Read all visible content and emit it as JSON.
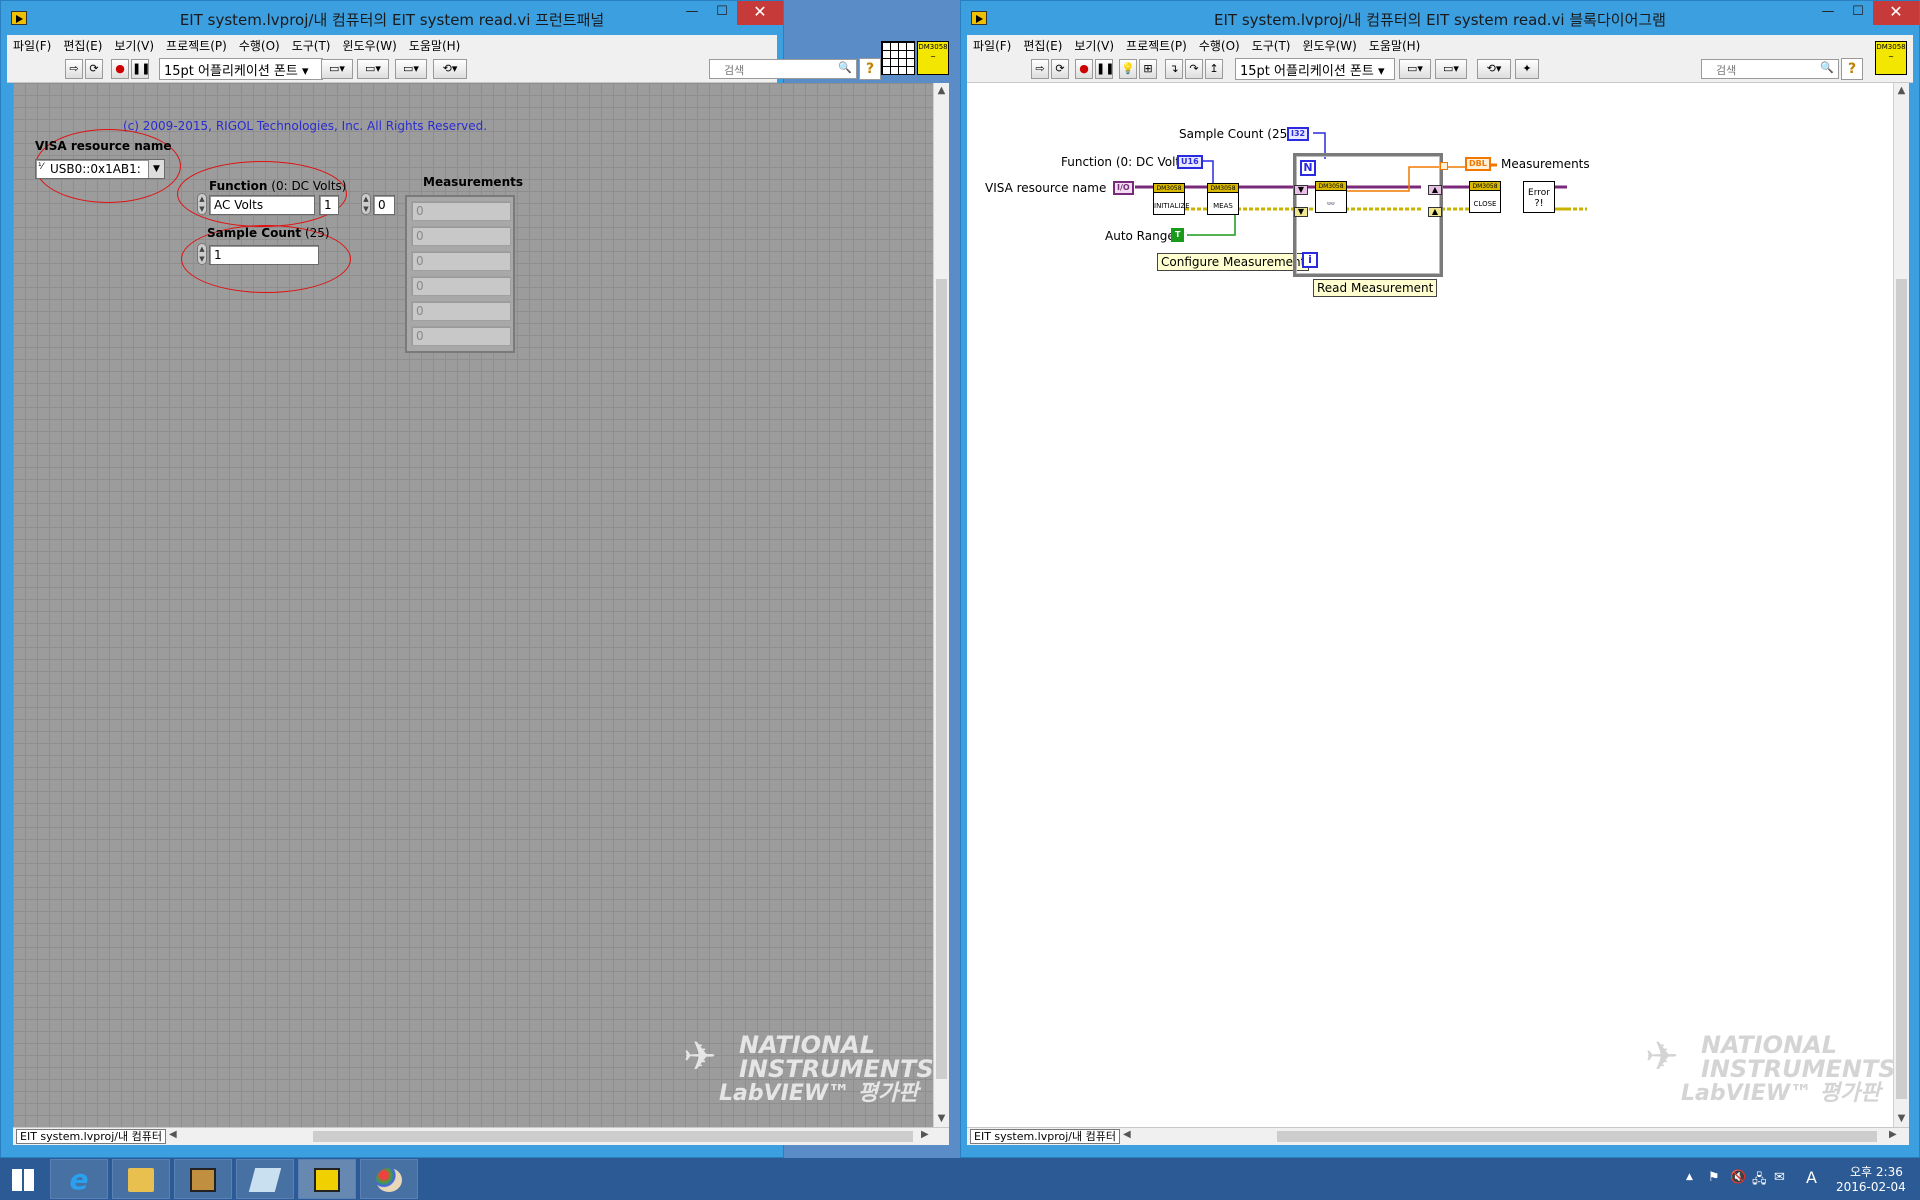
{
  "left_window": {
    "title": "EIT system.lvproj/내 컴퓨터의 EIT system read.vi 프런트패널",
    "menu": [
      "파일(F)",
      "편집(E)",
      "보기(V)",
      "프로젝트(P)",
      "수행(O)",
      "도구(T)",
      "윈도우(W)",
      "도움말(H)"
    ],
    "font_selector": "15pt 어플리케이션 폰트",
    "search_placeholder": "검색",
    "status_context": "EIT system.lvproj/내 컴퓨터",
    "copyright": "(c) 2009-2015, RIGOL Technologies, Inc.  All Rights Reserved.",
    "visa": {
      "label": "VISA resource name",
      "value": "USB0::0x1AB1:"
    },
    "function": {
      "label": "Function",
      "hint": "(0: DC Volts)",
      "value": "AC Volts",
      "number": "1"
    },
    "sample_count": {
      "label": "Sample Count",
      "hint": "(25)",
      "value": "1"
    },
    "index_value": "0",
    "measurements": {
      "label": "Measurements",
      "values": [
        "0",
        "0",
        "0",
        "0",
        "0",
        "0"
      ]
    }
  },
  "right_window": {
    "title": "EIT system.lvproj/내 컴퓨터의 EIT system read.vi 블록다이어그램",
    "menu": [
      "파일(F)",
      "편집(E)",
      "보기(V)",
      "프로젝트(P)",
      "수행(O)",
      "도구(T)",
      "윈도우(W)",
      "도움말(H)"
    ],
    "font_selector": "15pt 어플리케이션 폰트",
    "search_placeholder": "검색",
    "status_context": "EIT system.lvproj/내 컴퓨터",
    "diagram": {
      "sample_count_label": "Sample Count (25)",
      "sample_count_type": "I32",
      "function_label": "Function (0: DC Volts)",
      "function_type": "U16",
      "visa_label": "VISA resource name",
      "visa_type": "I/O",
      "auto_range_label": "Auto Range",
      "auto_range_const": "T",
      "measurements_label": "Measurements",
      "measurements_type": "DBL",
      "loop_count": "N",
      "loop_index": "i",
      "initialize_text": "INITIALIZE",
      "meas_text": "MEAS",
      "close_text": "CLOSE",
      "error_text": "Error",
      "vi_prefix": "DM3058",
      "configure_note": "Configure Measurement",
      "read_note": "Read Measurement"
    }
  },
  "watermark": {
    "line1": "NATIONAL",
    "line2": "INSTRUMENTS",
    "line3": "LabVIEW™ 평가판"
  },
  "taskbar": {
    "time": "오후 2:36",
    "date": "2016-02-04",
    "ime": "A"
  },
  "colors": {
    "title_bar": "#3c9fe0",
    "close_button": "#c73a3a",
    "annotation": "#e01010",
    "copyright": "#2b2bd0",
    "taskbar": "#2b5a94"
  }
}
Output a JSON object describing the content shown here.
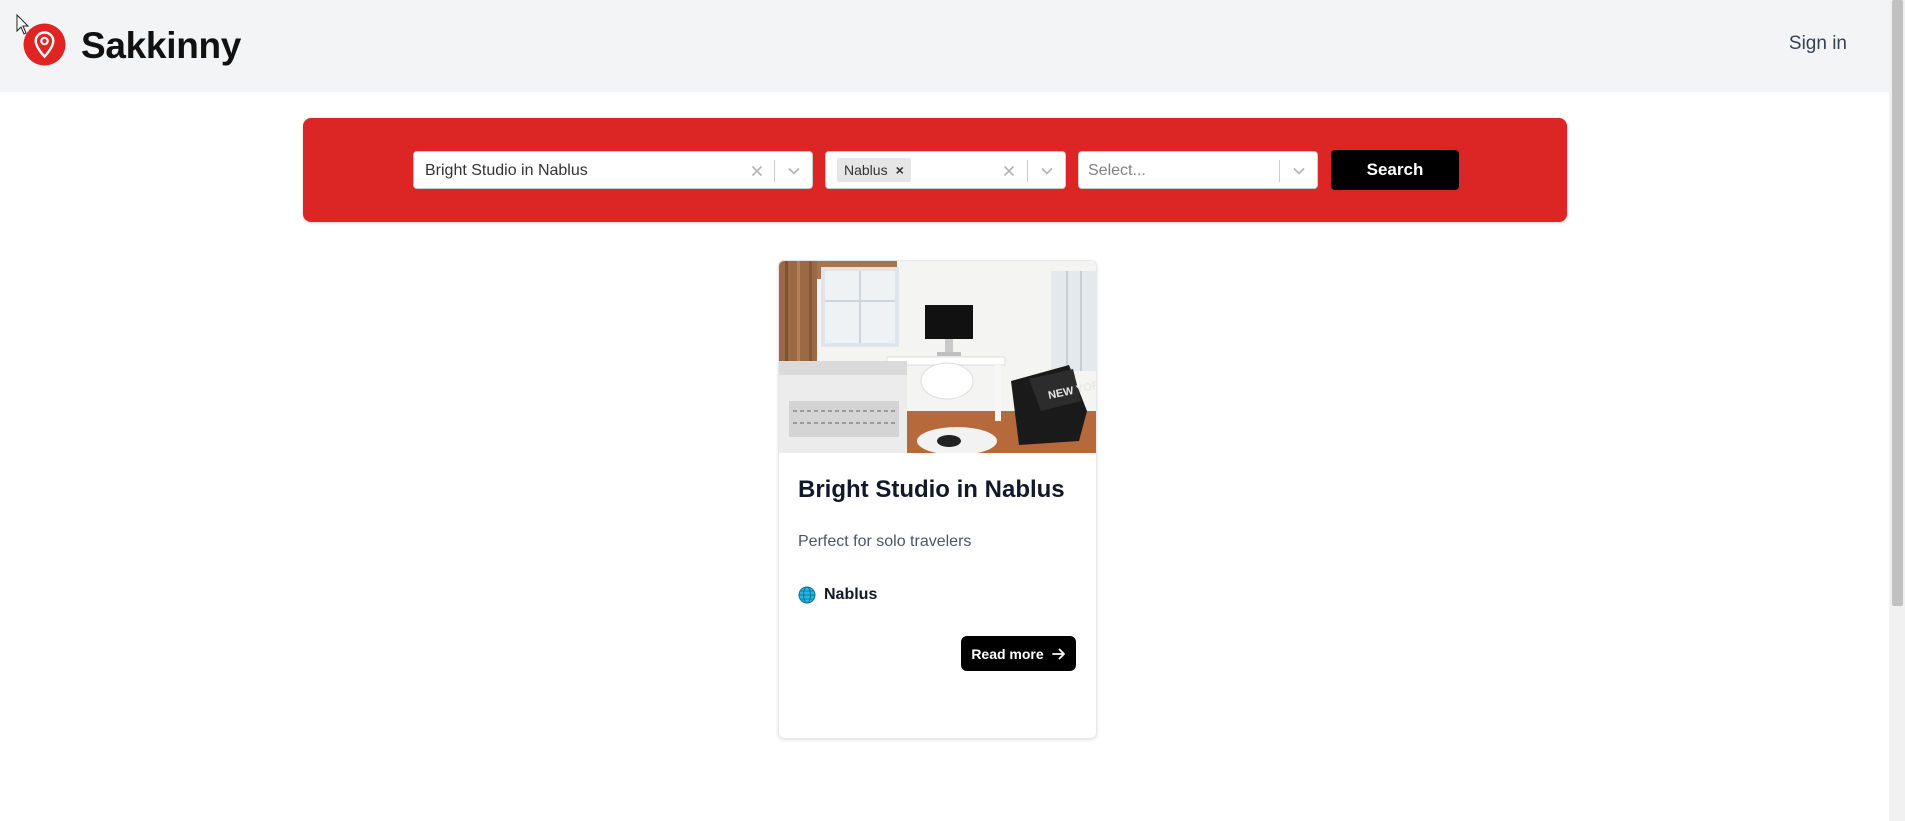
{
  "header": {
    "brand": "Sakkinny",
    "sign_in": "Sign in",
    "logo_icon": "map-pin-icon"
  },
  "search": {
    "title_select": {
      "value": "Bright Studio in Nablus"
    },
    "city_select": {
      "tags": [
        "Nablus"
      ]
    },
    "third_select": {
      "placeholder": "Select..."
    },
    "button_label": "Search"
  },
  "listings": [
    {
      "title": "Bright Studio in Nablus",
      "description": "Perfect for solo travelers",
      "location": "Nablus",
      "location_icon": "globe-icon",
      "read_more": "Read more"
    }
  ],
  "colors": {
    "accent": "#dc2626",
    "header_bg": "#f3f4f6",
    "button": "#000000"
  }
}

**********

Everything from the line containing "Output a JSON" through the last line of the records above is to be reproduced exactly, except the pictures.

- _COMPLETED TASK_:
Output a JSON object describing the content shown here.
{
  "header": {
    "brand": "Sakkinny",
    "sign_in": "Sign in",
    "logo_icon": "map-pin-icon"
  },
  "search": {
    "title_select": {
      "value": "Bright Studio in Nablus"
    },
    "city_select": {
      "tags": [
        "Nablus"
      ]
    },
    "third_select": {
      "placeholder": "Select..."
    },
    "button_label": "Search"
  },
  "listings": [
    {
      "title": "Bright Studio in Nablus",
      "description": "Perfect for solo travelers",
      "location": "Nablus",
      "location_icon": "globe-icon",
      "read_more": "Read more"
    }
  ],
  "colors": {
    "accent": "#dc2626",
    "header_bg": "#f3f4f6",
    "button": "#000000"
  }
}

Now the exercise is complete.